Set to a humble groove that only grows more intoxicating with every passing moment it occupies the air around us, Rock Hearts’ cover of “99 Year Blues,” originally recorded nearly a half-century ago by rockers Hot Tuna, is just the right cocktail to get this started right in their debut album Starry Southern Nights. Hitting record store shelves the day before Halloween 2020, Starry Southern Nights joins a crowded pool of awesome bluegrass debuts this season, but with songs like this one, an Osbourne Brothers cover in “Don’t Let Smokey Mountain Smoke Get in Your Eyes” and its namesake third single/video combo, it proves strong enough to put Rock Hearts on the map with critics and listeners around the globe.
While I really like the cover material that the band selected for this debut, the original content is the true bread and butter of their sound, and producer Ned Luberecki seemingly went out of his way to make sure that it got the crispest presentation possible in tracks like “Whispering Waters.” While this tune is sporting a little more punch than those around it, the decadent stylization of its grand string play never gets lost in translation – on the contrary, I would say that it comes to define the mood of the song and every second of music that follows. Detail tends to be more important to the bluegrass elite than it is any other musicians in the western pop lexicon, and if you didn’t believe this before, you will after giving Rock Hearts’ debut a half hour of your time.

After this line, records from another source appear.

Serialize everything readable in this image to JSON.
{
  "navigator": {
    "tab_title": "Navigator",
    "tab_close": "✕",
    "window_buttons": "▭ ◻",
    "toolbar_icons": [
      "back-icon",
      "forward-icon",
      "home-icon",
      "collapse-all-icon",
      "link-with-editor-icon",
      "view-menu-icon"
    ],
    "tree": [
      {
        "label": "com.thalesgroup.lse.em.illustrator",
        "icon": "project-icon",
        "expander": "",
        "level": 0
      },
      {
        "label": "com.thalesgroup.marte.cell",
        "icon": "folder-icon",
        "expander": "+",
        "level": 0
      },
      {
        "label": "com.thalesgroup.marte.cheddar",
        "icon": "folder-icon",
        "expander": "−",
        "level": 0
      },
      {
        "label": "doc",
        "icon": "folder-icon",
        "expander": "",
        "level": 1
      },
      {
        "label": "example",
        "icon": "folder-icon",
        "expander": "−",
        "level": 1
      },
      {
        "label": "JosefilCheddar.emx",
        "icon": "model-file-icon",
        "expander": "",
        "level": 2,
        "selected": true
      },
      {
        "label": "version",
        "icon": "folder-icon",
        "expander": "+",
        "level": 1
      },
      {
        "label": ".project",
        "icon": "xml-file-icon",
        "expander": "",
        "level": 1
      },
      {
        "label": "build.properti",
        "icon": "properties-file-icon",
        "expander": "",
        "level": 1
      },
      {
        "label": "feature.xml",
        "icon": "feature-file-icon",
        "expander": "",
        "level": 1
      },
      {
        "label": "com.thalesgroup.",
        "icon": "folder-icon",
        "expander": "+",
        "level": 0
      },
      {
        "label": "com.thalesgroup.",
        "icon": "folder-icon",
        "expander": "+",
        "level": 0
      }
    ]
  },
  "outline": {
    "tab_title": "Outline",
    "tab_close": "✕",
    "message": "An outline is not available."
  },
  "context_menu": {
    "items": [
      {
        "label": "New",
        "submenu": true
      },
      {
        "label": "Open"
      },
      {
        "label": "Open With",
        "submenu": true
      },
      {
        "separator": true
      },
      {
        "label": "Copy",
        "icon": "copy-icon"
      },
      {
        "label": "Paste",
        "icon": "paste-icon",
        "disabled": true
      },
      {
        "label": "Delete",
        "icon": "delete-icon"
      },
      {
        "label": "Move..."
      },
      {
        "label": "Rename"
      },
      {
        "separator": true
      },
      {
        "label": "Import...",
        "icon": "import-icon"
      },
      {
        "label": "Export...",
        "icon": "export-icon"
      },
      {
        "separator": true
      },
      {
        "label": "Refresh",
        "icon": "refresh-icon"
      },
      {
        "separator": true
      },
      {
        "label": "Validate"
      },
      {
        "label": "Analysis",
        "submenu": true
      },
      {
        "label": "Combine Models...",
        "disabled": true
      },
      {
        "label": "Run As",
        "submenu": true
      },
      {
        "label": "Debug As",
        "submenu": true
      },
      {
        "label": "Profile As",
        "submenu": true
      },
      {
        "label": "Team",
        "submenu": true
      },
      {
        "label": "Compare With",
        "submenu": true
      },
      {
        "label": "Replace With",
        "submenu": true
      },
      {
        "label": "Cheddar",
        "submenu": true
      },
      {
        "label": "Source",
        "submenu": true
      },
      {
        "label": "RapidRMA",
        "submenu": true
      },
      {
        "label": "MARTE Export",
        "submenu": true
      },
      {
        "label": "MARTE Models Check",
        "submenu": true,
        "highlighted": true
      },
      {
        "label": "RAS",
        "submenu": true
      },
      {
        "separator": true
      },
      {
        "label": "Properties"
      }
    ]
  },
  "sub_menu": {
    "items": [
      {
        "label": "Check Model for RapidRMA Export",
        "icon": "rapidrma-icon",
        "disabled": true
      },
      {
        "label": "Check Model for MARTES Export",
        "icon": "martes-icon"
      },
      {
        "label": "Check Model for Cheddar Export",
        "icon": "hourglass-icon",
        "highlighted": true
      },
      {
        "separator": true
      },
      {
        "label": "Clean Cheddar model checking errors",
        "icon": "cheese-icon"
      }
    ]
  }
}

“Juxtaposed” is the quintessential instrumental that every bluegrass album needs to feel complete, but it doesn’t overshadow the compositional – and specifically lyrical – depth of the next song in the tracklist, the striking and multifaceted “Don’t Take It Too Bad.” This composition can’t decide whether it’s a country-folk number or a balladic patch of ‘grass, but in either case it winds up being one of the more affective songs on the latter half of the LP. “Wake up and Smell the Coffee” is probably the only track that I would outright describe as being a little conventional compared to what the other songs consist of, but all in all, there isn’t a single piece of material here that comes even close to being what I would deem filler as a professional music critic.
Starry Southern Nights comes to an end with one last bastion of urgent swing in the form of “Stagger Lee,” which runs a little over three minutes but feels like the sort of jam that could last well over twenty minutes if performed in front of the right crowd. Bluegrass listeners of all kinds need to make a note of what Rock Hearts are up to in this debut if for no other reason than to treat themselves to some of the sweetest rookie sounds available in 2020 this fall, and if you don’t believe me now, one session spent with the eight songs in Starry Southern Nights should have you singing quite a different tune indeed.